Scrapes are one of the whitetail’s most important communication tools. Here’s how to make one of your own and really get the attention of the area’s bucks.
I have read several scientific studies on the way bucks visit scrapes. The majority of these studies were done with trail cameras positioned so they would take a photo of a buck at the scrape and record the time. Every one of these studies showed that the vast majority of mature bucks (85 to 95 percent) visited the scrapes under cover of darkness.
I have two issues with these studies. First off, they did not add any attraction to their “sample” scrapes, which can completely change the dynamics of a scrape’s activity patterns, and secondly, they only recorded photos of the bucks that actually stepped into the range of the motion-detecting camera. That’s a big issue that few people have talked about. Let me explain how I make my mock scrapes to take advantage of these two subjects.
So far I have not seen a study that recorded the number of times a buck checked a scrape from a distance. It has been my experience that few bucks actually step right into a scrape during the daylight unless there is something in that scrape that arouses their curiosity. This is particularly true of scrapes on the edges of open fields. They simply walk by and scent-check the scrape from a safe distance, in thick cover if possible, then move on if there isn’t anything that trips their trigger. I believe many bucks checked the scrapes in those studies without approaching the camera, so the vast majority of daylight buck activity at scrapes was not recorded. At nighttime, bucks—particularly mature bucks—are more likely to walk boldly right up to the scrape.
This is the basis for why I alter scrapes and make mock scrapes. I have used a high-quality buck lure or fresh urine in a scrape many times, and it arouses the buck’s curiosity, increasing the chances that he will step right up to the plate during the day. But a buck knows whether a scent is fresh or old. Lure lying in the scrape loses its drawing power within 24 hours. I have switched to using a scrape dripper to apply the lure because it is continually adding fresh scent. Plus the drippers are designed so they drip more during warm temperatures, which generally means they drip more during the day.
While you can use this method on existing scrapes, I also create my own mock scrapes because that allows me to put them where I want them, and position them in an area that will give the buck more comfort to approach the scrape during the daylight. By getting the bucks to the scrape, I have increased my chances of getting a photo inventory of all the bucks in the area, plus I have conditioned them to feel comfortable at the scrape during legal shooting hours. This increases my chances of eventually getting a shot at them.
All good scrapes have an overhanging branch, often called a licking branch because the bucks chew on it. They also rub their antlers on it and rub secretions from their preorbital glands on the branch. These give the scrape some realism and your mock scrapes will become very realistic with the visit of the first buck if you have a licking branch about five to six feet above the scrape.
I like to use a shed antler to scrape away the ground cover down to the dirt because it looks real.
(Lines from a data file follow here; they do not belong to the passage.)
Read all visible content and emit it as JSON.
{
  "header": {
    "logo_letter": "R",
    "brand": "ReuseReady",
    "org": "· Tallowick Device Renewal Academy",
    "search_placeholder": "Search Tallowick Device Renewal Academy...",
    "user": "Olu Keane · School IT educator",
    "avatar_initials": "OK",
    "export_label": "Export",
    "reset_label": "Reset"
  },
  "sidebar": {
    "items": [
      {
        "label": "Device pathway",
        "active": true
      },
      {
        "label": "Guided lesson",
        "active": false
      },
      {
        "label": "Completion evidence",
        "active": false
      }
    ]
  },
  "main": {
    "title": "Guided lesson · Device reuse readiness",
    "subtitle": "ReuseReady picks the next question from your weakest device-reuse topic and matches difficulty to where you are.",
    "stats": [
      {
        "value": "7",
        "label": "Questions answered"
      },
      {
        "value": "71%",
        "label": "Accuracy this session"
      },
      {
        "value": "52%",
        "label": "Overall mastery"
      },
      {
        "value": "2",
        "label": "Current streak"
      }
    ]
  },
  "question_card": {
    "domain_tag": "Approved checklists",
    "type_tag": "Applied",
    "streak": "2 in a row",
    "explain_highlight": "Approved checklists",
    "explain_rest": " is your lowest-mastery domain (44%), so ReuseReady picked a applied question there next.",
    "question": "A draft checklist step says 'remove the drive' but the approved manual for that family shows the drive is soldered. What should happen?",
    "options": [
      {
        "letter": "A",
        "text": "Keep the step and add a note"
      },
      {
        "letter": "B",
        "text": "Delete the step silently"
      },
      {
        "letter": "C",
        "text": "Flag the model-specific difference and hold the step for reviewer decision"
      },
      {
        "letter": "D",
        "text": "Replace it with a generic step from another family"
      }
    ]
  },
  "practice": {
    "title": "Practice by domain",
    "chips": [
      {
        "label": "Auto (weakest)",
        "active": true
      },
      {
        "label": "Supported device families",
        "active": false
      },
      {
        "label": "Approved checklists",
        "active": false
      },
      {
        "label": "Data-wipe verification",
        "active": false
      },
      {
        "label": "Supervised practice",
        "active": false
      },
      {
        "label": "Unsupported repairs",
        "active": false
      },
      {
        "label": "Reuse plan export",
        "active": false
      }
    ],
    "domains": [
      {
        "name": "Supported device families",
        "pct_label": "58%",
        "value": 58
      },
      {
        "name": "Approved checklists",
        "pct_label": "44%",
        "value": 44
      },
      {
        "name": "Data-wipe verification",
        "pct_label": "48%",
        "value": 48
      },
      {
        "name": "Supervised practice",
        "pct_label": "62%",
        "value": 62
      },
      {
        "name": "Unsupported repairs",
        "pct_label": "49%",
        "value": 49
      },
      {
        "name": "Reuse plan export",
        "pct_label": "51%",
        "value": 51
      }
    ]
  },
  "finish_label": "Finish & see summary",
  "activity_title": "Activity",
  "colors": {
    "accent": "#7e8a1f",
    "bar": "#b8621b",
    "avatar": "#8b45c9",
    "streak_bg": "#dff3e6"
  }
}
Once you try this you will see that the antler makes scratches that closely resemble a buck’s hooves, further adding credibility to your ruse.
Scrape an area about three to four feet in diameter and throw the stuff around the sides of the scrape. Lots of visual appeal adds to the attraction. The scent of fresh dirt also appeals to deers’ curiosity.
The scrapes will start getting a lot of attention about the first of October, but you can make mock scrapes and have deer on them any time between the end of September and the end of November. Peak time for natural scraping activity and mock scrape visits is the last two weeks of October in my area of the Midwest, and a little later farther south.
I like to place a trail camera within 15 feet of the scrape. I’ll get photos of bucks and does along with an assortment of other animals that are attracted to good lure, such as coyotes, coons, and even stray cats. Seeing a lot of does at the scrapes gives me a lot of confidence that things are going to happen. With both bucks and does, your scrape becomes a hub of activity for the area and that’s what you are trying to create. Rubs and other scrapes appear nearby. When that happens, let the hunt begin!
The temptation may be to put a stand up right over the scrapes, and sometimes that works. But remember what I said earlier about the bucks scent-checking them from downwind—once they smell something of interest, they will make a J-hook and approach the scrape from an angle that quarters them into the wind if the terrain and cover allows it. Keep this in mind as you choose your stand location.
Mock scrapes allow you to get a look at the bucks in the area and often lead to a chance to hunt them. It takes work to choose good locations and set them up, but I recommend making a couple and see how well it works out for you. You may be pleasantly surprised.
To learn more about using mock scrapes to attract bucks, check out the video below.
Follow Bernie’s bowhunting adventures on his blog, bowhuntingroad.com.